Biodynamic methods are what allow me to reach these objectives. The domain is certified, though I don’t put this on the bottle as I don’t want it to be seen as a marketing ploy. The growing of my vines follows the calendar, since each day influences the soil and the plant slightly differently. Inevitably, when the weather’s good, we spend all day outside. When it’s not as nice out, we spend our time preparing orders and other tasks that don’t affect the vines. In any case, there is always something to be done!
In terms of vinification, what’s your signature style?
I don’t have a recipe that I follow to the letter. Sometimes I have a style phase that lasts three to four vintages. I vinify my wines separately, taking the time to find my path. For example, I used to destem the bunches completely, and now I only do it partially.
Generally speaking, though, I don’t use additives and no extra yeast is needed. Same goes for enzymes. I do add a bit of sulphur after the malolactic fermentation, but only a small dose to stabilise the wine.

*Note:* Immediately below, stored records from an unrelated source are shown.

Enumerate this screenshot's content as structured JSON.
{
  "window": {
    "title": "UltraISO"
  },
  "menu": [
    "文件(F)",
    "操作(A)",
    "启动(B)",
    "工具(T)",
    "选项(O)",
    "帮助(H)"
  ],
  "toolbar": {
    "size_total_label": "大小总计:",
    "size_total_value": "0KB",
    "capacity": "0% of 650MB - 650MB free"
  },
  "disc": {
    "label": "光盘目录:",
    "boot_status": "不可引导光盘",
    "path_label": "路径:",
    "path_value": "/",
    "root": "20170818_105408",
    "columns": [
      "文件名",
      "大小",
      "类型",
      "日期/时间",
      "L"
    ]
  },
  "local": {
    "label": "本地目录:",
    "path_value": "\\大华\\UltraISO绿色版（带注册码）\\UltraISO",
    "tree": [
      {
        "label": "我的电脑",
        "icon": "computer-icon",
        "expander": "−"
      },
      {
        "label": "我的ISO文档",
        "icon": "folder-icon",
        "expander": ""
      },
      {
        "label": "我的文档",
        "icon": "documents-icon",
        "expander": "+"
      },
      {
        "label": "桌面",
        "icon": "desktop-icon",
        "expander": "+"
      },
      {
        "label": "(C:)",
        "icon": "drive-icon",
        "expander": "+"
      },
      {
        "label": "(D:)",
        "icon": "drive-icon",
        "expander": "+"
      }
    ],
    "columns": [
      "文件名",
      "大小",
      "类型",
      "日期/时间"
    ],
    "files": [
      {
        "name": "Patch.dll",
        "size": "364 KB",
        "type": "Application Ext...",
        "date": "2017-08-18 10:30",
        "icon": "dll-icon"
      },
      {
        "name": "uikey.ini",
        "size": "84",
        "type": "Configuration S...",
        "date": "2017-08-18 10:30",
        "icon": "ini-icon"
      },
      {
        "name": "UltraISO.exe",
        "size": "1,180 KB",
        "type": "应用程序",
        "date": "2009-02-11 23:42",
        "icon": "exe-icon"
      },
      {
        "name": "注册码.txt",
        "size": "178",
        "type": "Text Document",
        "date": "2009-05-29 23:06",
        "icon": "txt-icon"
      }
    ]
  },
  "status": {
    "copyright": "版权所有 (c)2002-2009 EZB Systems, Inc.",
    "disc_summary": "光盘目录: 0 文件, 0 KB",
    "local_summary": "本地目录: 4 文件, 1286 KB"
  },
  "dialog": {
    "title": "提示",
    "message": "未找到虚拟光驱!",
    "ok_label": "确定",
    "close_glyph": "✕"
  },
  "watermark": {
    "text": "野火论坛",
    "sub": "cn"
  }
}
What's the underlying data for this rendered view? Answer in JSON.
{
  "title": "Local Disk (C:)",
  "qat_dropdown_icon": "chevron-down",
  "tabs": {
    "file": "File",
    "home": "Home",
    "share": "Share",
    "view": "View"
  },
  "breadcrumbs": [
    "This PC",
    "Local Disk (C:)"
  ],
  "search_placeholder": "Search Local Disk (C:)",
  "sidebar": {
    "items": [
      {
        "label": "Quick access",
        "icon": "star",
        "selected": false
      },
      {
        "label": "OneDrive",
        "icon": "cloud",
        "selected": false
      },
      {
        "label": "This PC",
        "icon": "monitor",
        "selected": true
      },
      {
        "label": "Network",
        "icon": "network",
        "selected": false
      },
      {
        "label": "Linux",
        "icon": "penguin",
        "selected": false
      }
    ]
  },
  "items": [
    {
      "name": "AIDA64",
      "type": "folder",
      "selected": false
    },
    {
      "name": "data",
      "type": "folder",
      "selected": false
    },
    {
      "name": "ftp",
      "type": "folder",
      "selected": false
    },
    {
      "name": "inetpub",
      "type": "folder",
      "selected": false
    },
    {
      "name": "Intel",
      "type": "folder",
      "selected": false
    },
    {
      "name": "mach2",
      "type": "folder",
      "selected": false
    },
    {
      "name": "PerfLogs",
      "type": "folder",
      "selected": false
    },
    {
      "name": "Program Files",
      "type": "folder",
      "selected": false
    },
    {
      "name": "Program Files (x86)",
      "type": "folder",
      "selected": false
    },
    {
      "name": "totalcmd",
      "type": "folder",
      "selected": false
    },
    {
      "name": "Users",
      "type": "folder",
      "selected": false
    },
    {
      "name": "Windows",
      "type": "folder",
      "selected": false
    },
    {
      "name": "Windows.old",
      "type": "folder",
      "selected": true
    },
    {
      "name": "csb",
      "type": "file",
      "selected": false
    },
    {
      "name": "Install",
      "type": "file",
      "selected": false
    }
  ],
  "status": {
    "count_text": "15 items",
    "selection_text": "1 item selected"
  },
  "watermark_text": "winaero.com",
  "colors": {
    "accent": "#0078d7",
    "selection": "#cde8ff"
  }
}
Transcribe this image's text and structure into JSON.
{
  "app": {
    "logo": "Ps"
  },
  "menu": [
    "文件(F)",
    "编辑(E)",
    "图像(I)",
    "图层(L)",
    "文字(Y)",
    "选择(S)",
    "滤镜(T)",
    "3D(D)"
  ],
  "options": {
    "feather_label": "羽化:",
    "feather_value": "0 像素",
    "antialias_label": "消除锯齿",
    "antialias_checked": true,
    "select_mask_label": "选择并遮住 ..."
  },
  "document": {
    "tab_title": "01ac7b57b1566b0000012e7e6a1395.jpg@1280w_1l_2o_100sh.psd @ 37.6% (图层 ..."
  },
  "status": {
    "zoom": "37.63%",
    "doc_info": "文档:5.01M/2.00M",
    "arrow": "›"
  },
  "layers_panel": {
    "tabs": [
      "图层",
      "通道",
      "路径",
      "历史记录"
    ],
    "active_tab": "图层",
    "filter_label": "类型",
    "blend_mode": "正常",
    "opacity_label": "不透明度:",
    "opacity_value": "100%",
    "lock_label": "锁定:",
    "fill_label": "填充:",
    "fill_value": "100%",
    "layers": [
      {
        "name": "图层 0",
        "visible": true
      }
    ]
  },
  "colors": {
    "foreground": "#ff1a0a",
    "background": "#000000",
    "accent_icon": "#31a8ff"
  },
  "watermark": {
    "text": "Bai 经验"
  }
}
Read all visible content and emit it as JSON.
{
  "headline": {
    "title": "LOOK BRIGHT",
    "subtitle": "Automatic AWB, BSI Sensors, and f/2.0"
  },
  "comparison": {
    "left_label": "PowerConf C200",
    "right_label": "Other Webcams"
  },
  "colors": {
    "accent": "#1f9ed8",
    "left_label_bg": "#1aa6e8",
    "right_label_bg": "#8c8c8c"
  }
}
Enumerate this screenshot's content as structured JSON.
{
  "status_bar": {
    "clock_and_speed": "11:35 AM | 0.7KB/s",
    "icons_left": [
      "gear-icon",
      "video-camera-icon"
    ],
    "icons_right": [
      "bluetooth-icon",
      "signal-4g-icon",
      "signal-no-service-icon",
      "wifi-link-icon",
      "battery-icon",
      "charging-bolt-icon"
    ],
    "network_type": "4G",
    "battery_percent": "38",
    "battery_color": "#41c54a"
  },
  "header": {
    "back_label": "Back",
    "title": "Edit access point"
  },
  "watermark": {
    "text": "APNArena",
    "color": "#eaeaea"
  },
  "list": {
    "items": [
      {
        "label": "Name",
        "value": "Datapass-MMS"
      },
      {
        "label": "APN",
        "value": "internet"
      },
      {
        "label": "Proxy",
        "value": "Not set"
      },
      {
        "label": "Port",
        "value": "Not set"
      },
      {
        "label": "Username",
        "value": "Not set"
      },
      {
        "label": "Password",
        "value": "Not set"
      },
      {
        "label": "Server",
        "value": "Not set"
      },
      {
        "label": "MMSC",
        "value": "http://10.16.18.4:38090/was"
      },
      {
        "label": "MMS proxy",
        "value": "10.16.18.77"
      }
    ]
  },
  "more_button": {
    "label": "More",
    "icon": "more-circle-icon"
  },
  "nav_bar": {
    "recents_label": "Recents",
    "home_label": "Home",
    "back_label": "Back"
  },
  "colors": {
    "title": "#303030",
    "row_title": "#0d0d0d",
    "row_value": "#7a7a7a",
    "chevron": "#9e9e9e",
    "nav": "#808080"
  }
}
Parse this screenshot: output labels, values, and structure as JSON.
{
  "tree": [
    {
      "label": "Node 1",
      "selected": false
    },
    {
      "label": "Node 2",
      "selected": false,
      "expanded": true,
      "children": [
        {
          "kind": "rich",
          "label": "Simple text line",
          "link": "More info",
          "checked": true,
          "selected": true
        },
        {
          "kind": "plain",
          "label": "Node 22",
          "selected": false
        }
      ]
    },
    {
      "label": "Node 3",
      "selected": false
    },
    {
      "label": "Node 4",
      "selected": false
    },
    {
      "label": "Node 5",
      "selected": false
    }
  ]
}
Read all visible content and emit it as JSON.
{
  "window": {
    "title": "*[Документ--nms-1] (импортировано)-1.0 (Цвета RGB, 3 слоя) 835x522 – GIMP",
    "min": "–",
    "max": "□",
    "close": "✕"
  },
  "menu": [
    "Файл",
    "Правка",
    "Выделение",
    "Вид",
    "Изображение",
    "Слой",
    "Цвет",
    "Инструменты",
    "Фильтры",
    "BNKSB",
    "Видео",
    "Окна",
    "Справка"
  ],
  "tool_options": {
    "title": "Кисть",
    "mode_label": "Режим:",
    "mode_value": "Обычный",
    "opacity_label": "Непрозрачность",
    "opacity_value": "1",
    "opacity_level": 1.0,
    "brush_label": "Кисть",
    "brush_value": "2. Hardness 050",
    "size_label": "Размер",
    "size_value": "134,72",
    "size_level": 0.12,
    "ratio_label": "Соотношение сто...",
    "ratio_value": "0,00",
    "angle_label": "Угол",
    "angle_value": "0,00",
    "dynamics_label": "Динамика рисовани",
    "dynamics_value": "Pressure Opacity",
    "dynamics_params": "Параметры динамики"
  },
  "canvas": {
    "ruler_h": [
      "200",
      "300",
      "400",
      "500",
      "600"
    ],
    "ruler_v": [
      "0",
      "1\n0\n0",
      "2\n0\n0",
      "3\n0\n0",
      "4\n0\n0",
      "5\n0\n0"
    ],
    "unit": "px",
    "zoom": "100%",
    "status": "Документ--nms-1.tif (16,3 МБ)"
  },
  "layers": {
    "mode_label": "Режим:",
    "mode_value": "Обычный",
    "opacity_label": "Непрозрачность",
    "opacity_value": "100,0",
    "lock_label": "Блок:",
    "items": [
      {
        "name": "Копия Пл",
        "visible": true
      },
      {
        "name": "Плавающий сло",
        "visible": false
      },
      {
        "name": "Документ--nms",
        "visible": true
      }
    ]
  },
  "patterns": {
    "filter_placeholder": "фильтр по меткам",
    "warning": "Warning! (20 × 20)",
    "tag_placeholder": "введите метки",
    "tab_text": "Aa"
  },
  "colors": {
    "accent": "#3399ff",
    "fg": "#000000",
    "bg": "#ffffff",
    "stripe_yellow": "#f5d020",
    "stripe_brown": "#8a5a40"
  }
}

The wine matures for a long time: two years for the whites and three for the reds. I also age them in the bottle for a while so that they’re already pleasant when I sell them.
Let’s finish with (perhaps) the most important bit: the wine!
My wines are made to be aged at length (around 20 years) and begin to reveal their aromatic palette after 7 years. I recommend decanting the young ones, the others just need to be opened around an hour before serving. Believe me, they’ll speak for themselves, with different expressions throughout the course of a good meal.
Thank you to Jérôme Bressy for giving up some of his precious time for an enriching and lively interview. We wish him the best in his experimental work!